Lottery is a form of gambling in which the prizes are allocated by a process which relies entirely on chance. Prizes may be anything from cash to a house or car. People play the lottery for a variety of reasons, from wanting to improve their quality of life to simply hoping to win big money. The game is popular in most countries and has become a major source of revenue for state governments. In the United States alone, lottery winnings contribute billions to state coffers. Despite the widespread popularity of lotteries, some people have serious concerns about them. These concerns include the potential for lottery proceeds to encourage poor or problem gamblers and the fact that state governments profit from an activity that they promote.

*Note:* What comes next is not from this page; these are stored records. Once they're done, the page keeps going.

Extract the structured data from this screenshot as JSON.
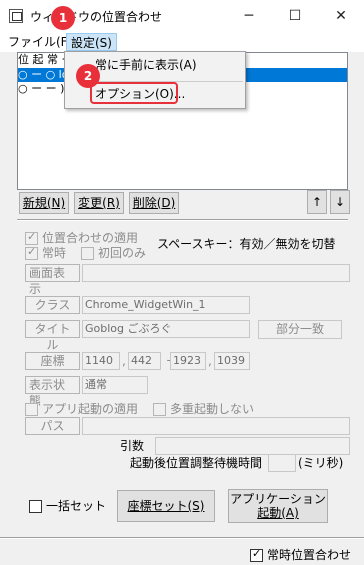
{
  "window": {
    "title": "ウィンドウの位置合わせ",
    "minimize_glyph": "─",
    "maximize_glyph": "☐",
    "close_glyph": "✕"
  },
  "menubar": {
    "file": "ファイル(F)",
    "settings": "設定(S)"
  },
  "dropdown": {
    "always_on_top": "常に手前に表示(A)",
    "options": "オプション(O)..."
  },
  "annotations": {
    "step1": "1",
    "step2": "2"
  },
  "list": {
    "header": "位 起 常                                  ーションパス]",
    "rows": [
      {
        "text": "○ ー ○                                           log ごぶろぐ )",
        "selected": true
      },
      {
        "text": "○ ー ー                                            )",
        "selected": false
      }
    ]
  },
  "list_buttons": {
    "new": "新規(N)",
    "change": "変更(R)",
    "delete": "削除(D)",
    "up": "↑",
    "down": "↓"
  },
  "settings": {
    "apply_position": "位置合わせの適用",
    "always": "常時",
    "first_only": "初回のみ",
    "space_key_hint": "スペースキー：有効／無効を切替",
    "screen_display": "画面表示",
    "class_label": "クラス",
    "class_value": "Chrome_WidgetWin_1",
    "title_label": "タイトル",
    "title_value": "Goblog ごぶろぐ",
    "partial_match": "部分一致",
    "coords_label": "座標",
    "x": "1140",
    "y": "442",
    "w": "1923",
    "h": "1039",
    "comma": ",",
    "dash": "ー",
    "state_label": "表示状態",
    "state_value": "通常",
    "apply_app_launch": "アプリ起動の適用",
    "no_multi_launch": "多重起動しない",
    "path_label": "パス",
    "args_label": "引数",
    "wait_label": "起動後位置調整待機時間",
    "wait_unit": "(ミリ秒)"
  },
  "bottom": {
    "bulk_set": "一括セット",
    "set_coords": "座標セット(S)",
    "launch_app_line1": "アプリケーション",
    "launch_app_line2": "起動(A)",
    "always_align": "常時位置合わせ"
  },
  "colors": {
    "highlight": "#e8303a",
    "selection": "#0078d7",
    "menu_active": "#cce4f7"
  }
}
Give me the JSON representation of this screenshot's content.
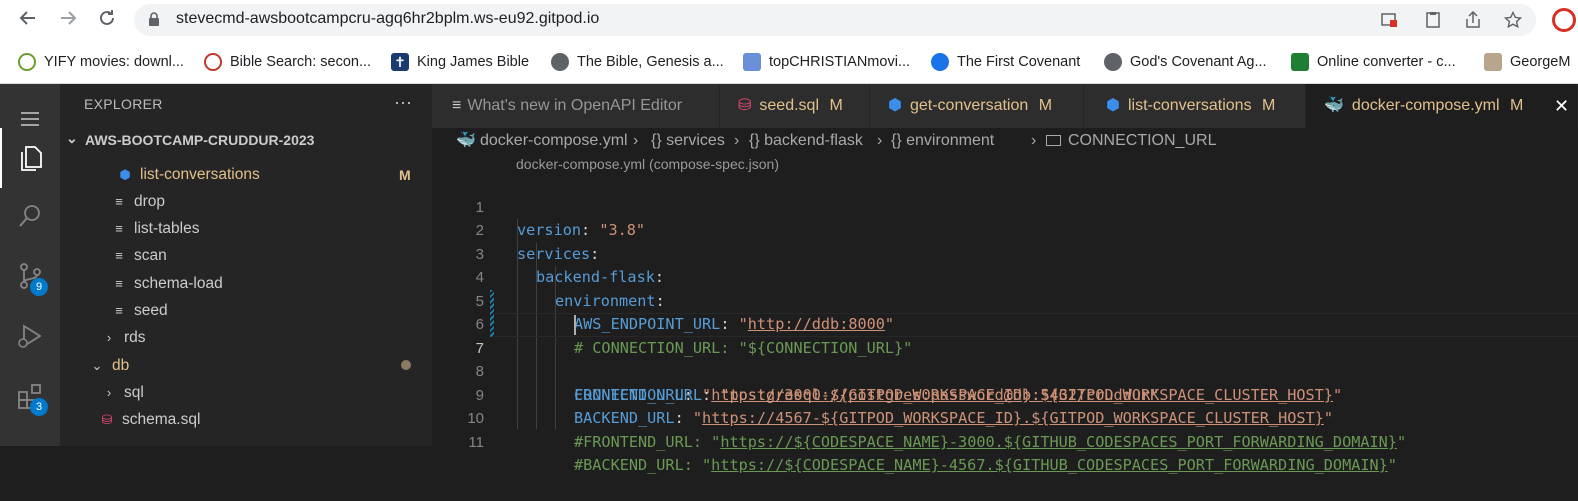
{
  "browser": {
    "url": "stevecmd-awsbootcampcru-agq6hr2bplm.ws-eu92.gitpod.io",
    "bookmarks": [
      {
        "label": "YIFY movies: downl...",
        "icon": "yify-icon"
      },
      {
        "label": "Bible Search: secon...",
        "icon": "globe-cross-icon"
      },
      {
        "label": "King James Bible",
        "icon": "cross-icon"
      },
      {
        "label": "The Bible, Genesis a...",
        "icon": "globe-icon"
      },
      {
        "label": "topCHRISTIANmovi...",
        "icon": "film-icon"
      },
      {
        "label": "The First Covenant",
        "icon": "edge-icon"
      },
      {
        "label": "God's Covenant Ag...",
        "icon": "globe-icon"
      },
      {
        "label": "Online converter - c...",
        "icon": "converter-icon"
      },
      {
        "label": "GeorgeM",
        "icon": "avatar-icon"
      }
    ]
  },
  "explorer": {
    "title": "EXPLORER",
    "more": "···",
    "project": "AWS-BOOTCAMP-CRUDDUR-2023",
    "items": [
      {
        "label": "list-conversations",
        "status": "M"
      },
      {
        "label": "drop"
      },
      {
        "label": "list-tables"
      },
      {
        "label": "scan"
      },
      {
        "label": "schema-load"
      },
      {
        "label": "seed"
      },
      {
        "label": "rds"
      },
      {
        "label": "db"
      },
      {
        "label": "sql"
      },
      {
        "label": "schema.sql"
      }
    ]
  },
  "activity": {
    "scm_badge": "9",
    "ext_badge": "3"
  },
  "tabs": [
    {
      "label": "What's new in OpenAPI Editor",
      "status": ""
    },
    {
      "label": "seed.sql",
      "status": "M"
    },
    {
      "label": "get-conversation",
      "status": "M"
    },
    {
      "label": "list-conversations",
      "status": "M"
    },
    {
      "label": "docker-compose.yml",
      "status": "M"
    }
  ],
  "breadcrumb": {
    "file": "docker-compose.yml",
    "b1": "{} services",
    "b2": "{} backend-flask",
    "b3": "{} environment",
    "b4": "CONNECTION_URL"
  },
  "schema_hint": "docker-compose.yml (compose-spec.json)",
  "code": {
    "l1a": "version",
    "l1b": ": ",
    "l1c": "\"3.8\"",
    "l2a": "services",
    "l2b": ":",
    "l3a": "backend-flask",
    "l3b": ":",
    "l4a": "environment",
    "l4b": ":",
    "l5a": "AWS_ENDPOINT_URL",
    "l5b": ": ",
    "l5c": "\"",
    "l5d": "http://ddb:8000",
    "l5e": "\"",
    "l6": "# CONNECTION_URL: \"${CONNECTION_URL}\"",
    "l7a": "CONNECTION_URL",
    "l7b": ": ",
    "l7c": "\"postgresql://postgres:password@db:5432/cruddur\"",
    "l8a": "FRONTEND_URL",
    "l8b": ": ",
    "l8c": "\"",
    "l8d": "https://3000-${GITPOD_WORKSPACE_ID}.${GITPOD_WORKSPACE_CLUSTER_HOST}",
    "l8e": "\"",
    "l9a": "BACKEND_URL",
    "l9b": ": ",
    "l9c": "\"",
    "l9d": "https://4567-${GITPOD_WORKSPACE_ID}.${GITPOD_WORKSPACE_CLUSTER_HOST}",
    "l9e": "\"",
    "l10a": "#FRONTEND_URL: \"",
    "l10b": "https://${CODESPACE_NAME}-3000.${GITHUB_CODESPACES_PORT_FORWARDING_DOMAIN}",
    "l10c": "\"",
    "l11a": "#BACKEND_URL: \"",
    "l11b": "https://${CODESPACE_NAME}-4567.${GITHUB_CODESPACES_PORT_FORWARDING_DOMAIN}",
    "l11c": "\"",
    "line_numbers": [
      "1",
      "2",
      "3",
      "4",
      "5",
      "6",
      "7",
      "8",
      "9",
      "10",
      "11"
    ]
  },
  "colors": {
    "modified": "#e2c08d",
    "keyword": "#569cd6",
    "string": "#ce9178",
    "comment": "#6a9955",
    "badge": "#007acc"
  }
}
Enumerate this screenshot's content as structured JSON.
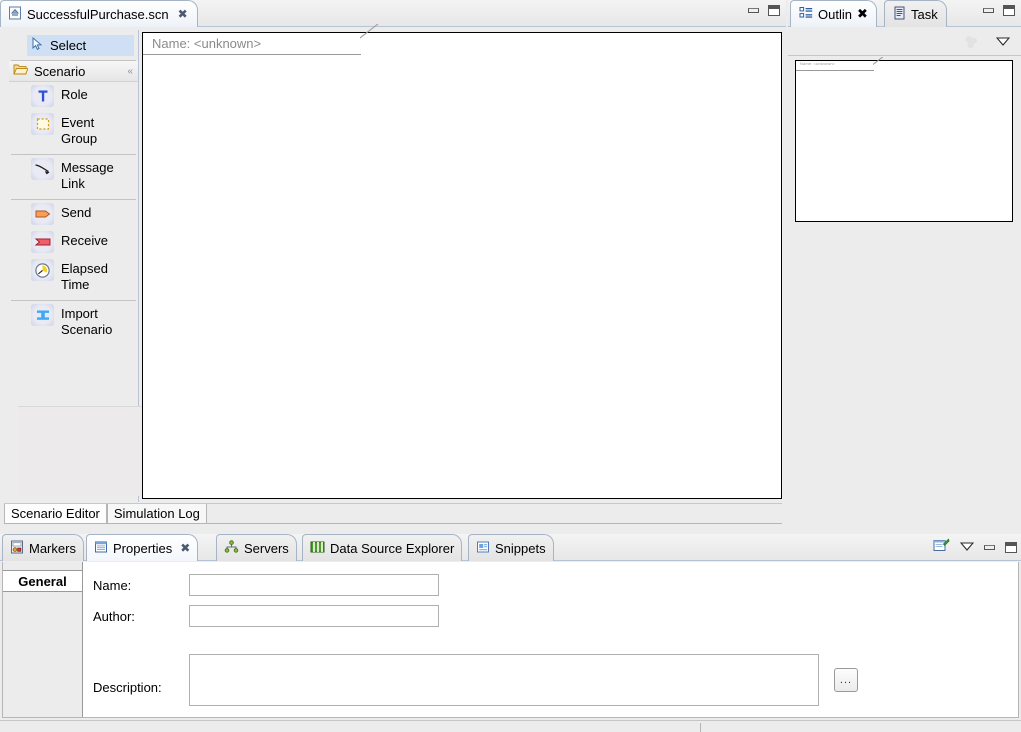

The origins of lotteries are ancient and diverse. They have been used in many cultures as a way to distribute property, slaves, and other valuable goods. During the American Revolution, colonial America used lotteries to fund public projects such as roads, libraries, churches, canals, and bridges. Lotteries were a popular method of raising funds and were often referred to as a “painless tax.” Despite the popularity of the lotto, critics argue that it is an unfair form of taxation and that its popularity is not linked to the state government’s fiscal health.

While lottery advertising focuses on convincing people to spend their money, the truth is that most of the money that is not won by players goes back to the state. State governments use this money in a variety of ways, including supporting groups for gambling addiction and recovery and enhancing the general fund to help address budget shortfalls, roadwork, and other infrastructure needs. Some states also take advantage of the popularity of the lottery to promote social programs such as education and housing assistance.

Because the state lottery is run as a business with a goal of maximizing revenues, it must constantly introduce new games to keep people interested and maintain or increase its market share. This is a challenging task, and it can result in problems for problem gamblers, the poor, and other vulnerable populations. In addition, the state’s promotion of gambling runs at cross-purposes with its overall mission.

Although a few states have banned the lottery, most still allow it. Nevertheless, the lottery remains a controversial form of gambling that raises significant questions about its role in society and whether it is ethical to profit from it. Many people argue that the state should not be in the business of running a game of chance, especially when it promotes gambling to vulnerable populations. Others, however, argue that the lottery has played an important role in providing vital services to citizens and that the state has a responsibility to manage activities from which it profits. Whatever the case, state governments must carefully consider the benefits and costs of lottery advertising and other promotional activities before deciding how to use their lottery funds.